- How many grams of fat you’ll eat per day
- How many grams of carbs you’ll eat per day
You can use a nutrition calculator to help you estimate what your nutritional targets should be based on your specific goals.
Why Busy People Fail at Dieting
Most busy people fail at dieting because they give themselves far too many food options and select those that take too much time to prepare. Once you know your daily macro targets, you should construct meals that allow you to easily meet those targets. If you allow yourself too many food options, you end up with an overwhelming number of potential meal plans to manage, creating a difficult puzzle to solve every time you need to eat.
When you’re hungry and short on time, you need a low-friction solution. Your meals need to be nutritious, satisfying, quick to prepare, and easily accessible. Any diet plan that doesn’t meet these requirements is almost certain to fail in the long run.
Tips for Dieting Success
To simplify the dieting process, try to rely on a small number of core daily meals (three to five is a good place to start) to meet your macronutrient and calorie requirements. By consistently consuming these core meals with fixed portion sizes and nutrient content, you eliminate the need to make lots of decisions every time you eat, as well as high-friction activities, such as label reading and calorie counting. Designing a core system of repeatable meals takes some upfront work, but once your meal plan is built, no major decision-making is required on an everyday basis.
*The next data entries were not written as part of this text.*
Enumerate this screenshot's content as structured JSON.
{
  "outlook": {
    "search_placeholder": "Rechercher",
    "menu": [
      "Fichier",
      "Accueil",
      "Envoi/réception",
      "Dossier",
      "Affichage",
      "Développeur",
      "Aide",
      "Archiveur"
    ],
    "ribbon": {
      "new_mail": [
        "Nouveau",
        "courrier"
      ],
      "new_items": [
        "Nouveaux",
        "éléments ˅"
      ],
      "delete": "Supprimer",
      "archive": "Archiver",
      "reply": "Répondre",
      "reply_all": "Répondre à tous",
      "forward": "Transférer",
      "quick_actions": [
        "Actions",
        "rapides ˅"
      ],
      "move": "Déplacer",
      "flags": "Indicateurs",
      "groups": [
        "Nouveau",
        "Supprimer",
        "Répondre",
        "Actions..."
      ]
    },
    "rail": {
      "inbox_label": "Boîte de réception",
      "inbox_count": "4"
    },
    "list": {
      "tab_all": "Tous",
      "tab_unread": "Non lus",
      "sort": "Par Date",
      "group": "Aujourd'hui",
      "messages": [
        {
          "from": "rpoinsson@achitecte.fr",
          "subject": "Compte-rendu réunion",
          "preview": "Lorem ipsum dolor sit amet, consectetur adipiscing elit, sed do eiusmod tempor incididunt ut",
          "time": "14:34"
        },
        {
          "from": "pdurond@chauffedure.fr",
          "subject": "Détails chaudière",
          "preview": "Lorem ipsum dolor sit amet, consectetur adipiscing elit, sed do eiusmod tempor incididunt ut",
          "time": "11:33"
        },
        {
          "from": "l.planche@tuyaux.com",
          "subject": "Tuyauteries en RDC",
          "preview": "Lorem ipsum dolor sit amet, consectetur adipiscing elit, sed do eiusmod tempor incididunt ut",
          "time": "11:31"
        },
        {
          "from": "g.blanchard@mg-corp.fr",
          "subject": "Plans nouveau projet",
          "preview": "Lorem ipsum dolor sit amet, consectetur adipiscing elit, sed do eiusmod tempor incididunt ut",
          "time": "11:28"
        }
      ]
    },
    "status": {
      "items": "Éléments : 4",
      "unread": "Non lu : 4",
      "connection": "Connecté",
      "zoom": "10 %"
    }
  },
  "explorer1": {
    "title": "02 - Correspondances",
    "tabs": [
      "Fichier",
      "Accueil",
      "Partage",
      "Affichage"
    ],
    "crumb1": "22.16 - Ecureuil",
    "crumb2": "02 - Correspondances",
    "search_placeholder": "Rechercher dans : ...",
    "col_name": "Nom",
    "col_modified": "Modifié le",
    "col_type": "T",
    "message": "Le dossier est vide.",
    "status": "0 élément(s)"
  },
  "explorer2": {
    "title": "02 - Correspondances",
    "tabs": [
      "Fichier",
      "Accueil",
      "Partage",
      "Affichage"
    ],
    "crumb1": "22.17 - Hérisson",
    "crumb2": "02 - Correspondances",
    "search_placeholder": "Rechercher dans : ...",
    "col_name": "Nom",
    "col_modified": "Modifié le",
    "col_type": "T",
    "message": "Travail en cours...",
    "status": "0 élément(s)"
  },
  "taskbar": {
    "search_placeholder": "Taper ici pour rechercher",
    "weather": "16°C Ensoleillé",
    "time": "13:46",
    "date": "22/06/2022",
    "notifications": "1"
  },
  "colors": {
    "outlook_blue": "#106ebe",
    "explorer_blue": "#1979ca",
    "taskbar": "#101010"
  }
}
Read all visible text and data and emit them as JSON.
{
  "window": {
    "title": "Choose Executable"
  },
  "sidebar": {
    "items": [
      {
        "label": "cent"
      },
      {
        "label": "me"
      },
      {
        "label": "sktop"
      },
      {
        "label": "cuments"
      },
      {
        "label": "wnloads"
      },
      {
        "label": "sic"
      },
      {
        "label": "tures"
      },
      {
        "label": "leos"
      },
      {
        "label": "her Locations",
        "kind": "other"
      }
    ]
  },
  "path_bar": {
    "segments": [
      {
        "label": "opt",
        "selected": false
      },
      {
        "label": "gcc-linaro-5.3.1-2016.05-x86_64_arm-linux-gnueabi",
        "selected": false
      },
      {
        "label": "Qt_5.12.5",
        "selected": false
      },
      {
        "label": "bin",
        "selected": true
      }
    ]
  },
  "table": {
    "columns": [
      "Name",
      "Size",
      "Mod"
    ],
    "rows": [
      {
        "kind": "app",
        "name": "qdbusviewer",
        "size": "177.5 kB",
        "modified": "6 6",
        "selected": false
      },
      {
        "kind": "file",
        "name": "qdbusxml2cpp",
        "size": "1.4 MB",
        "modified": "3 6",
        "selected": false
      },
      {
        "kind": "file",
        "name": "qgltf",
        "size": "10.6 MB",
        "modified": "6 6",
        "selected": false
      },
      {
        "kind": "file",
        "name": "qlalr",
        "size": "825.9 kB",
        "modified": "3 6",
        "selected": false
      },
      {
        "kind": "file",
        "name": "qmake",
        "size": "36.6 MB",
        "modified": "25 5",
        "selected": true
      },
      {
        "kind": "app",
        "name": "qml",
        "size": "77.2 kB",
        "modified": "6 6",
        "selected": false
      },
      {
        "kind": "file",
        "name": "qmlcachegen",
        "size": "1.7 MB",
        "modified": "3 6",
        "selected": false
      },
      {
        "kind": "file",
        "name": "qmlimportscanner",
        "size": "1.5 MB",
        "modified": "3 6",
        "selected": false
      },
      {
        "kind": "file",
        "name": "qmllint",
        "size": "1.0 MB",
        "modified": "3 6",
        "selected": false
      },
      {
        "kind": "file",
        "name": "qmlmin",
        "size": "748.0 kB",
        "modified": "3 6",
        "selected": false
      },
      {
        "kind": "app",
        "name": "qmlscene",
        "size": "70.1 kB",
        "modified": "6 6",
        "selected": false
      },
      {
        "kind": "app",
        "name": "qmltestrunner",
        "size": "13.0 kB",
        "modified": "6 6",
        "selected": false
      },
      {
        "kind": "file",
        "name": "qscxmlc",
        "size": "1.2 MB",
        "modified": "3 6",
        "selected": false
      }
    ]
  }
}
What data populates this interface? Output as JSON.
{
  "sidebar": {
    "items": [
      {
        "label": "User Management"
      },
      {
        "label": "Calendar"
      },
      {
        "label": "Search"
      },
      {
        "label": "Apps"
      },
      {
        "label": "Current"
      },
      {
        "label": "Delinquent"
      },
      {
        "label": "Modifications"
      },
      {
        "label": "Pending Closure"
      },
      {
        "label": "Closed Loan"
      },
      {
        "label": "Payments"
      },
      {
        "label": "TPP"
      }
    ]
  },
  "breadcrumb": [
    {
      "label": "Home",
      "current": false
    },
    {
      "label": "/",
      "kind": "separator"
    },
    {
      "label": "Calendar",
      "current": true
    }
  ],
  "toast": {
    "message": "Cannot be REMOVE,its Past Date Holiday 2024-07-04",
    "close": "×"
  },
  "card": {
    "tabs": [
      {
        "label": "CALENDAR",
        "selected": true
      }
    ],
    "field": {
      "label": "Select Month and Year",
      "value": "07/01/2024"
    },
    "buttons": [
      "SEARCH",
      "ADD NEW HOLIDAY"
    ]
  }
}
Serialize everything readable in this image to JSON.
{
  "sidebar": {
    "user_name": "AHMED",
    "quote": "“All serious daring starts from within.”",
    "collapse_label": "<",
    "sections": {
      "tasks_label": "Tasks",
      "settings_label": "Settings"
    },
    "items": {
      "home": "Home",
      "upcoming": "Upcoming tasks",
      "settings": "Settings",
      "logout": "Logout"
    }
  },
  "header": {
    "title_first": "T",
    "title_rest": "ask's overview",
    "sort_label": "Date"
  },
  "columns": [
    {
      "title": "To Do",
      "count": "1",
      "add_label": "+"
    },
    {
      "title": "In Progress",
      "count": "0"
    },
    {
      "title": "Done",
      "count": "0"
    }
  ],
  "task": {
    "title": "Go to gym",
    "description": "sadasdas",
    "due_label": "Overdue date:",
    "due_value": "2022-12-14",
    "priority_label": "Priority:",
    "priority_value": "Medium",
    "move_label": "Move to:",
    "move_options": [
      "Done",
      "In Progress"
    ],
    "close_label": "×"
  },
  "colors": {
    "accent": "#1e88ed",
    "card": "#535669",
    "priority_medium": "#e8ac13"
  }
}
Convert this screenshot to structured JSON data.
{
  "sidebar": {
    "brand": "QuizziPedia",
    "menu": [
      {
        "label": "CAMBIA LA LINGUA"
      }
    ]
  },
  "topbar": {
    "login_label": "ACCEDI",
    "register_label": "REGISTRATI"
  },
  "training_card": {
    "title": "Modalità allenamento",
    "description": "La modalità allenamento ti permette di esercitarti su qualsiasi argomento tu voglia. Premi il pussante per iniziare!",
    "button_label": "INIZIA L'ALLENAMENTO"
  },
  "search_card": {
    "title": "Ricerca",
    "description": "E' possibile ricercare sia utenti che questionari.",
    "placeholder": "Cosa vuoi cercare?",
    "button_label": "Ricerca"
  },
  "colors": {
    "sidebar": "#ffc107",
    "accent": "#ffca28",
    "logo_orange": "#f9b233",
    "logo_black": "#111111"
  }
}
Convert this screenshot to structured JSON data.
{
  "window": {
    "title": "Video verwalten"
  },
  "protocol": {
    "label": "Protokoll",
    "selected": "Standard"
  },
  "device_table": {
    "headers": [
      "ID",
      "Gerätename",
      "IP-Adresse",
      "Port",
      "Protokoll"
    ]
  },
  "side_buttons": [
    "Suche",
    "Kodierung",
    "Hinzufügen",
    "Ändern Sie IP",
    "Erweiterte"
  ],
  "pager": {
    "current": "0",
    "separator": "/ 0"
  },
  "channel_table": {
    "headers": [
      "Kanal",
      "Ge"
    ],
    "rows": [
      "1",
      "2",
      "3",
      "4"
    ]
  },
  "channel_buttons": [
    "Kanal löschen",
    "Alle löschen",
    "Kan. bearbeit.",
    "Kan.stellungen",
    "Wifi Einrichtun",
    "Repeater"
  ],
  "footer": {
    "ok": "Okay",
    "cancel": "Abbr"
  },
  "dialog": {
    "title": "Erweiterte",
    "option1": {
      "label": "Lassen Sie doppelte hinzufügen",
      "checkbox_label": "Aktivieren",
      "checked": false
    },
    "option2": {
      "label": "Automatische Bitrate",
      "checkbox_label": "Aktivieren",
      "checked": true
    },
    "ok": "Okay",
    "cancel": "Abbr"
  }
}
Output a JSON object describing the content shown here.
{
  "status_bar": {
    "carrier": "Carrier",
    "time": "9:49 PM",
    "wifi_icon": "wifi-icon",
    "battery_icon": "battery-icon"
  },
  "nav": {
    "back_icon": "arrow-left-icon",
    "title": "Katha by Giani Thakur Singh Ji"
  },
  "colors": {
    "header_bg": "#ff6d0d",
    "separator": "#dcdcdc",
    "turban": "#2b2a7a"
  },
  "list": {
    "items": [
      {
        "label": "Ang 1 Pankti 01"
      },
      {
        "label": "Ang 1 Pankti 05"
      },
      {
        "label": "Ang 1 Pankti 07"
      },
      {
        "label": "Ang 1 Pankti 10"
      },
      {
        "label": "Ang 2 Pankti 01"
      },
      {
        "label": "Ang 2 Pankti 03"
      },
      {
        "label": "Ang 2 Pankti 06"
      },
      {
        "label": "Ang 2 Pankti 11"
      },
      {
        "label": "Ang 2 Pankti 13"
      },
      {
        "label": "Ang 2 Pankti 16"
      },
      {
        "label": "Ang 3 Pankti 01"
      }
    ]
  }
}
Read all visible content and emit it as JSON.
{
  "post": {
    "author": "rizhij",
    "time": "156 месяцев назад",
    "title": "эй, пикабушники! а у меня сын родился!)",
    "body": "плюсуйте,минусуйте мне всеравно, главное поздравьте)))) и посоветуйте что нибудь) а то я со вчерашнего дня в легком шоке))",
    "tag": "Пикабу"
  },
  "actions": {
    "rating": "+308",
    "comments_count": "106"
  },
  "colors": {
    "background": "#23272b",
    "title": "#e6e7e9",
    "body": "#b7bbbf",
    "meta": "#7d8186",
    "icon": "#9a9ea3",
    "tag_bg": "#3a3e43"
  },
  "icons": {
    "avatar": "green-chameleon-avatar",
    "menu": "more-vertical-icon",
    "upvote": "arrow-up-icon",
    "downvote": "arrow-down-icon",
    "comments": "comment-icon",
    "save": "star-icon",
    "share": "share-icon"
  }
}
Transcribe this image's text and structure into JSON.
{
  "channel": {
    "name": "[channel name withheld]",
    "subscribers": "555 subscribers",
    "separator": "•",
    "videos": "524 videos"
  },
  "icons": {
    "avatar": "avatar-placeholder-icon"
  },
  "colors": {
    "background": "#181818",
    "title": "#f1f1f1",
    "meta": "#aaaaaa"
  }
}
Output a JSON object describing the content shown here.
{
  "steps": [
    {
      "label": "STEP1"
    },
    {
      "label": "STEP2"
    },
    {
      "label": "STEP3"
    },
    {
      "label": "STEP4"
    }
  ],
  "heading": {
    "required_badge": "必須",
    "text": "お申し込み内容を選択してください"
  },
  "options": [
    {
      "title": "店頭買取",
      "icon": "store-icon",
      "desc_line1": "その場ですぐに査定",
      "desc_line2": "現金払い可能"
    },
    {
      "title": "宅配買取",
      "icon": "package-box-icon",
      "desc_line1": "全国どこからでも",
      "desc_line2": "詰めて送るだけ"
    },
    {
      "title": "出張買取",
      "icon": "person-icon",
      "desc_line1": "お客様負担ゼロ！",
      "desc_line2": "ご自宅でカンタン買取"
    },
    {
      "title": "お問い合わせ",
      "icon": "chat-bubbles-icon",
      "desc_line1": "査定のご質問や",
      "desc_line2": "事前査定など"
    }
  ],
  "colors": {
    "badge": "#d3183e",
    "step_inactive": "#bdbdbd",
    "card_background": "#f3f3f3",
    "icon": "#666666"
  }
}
To develop effective core meals, identify a few primary sources of protein, fat, and carbs to serve as your main nutritional building blocks. I refer to these as staple foods. Having staples eliminates friction by narrowing the overwhelming range of options for macronutrient sources. In most cases, choosing a few different staples rich in each type of macro is best. For instance, you might have a primary staple protein food and one or two alternate proteins in your arsenal.
The fewer staple foods you choose, the less complex it will be to manage your nutrition. Of course, you can (and should) add variety to your meal plans over time as you become more accustomed to this dieting strategy, but limiting complexity in the beginning is much more likely to help you form good habits.
By leveraging these key ideas for removing complexity from the meal-building process, you can minimize tedious calorie counting and, most importantly, make effective nutritional planning and dieting a lifelong habit.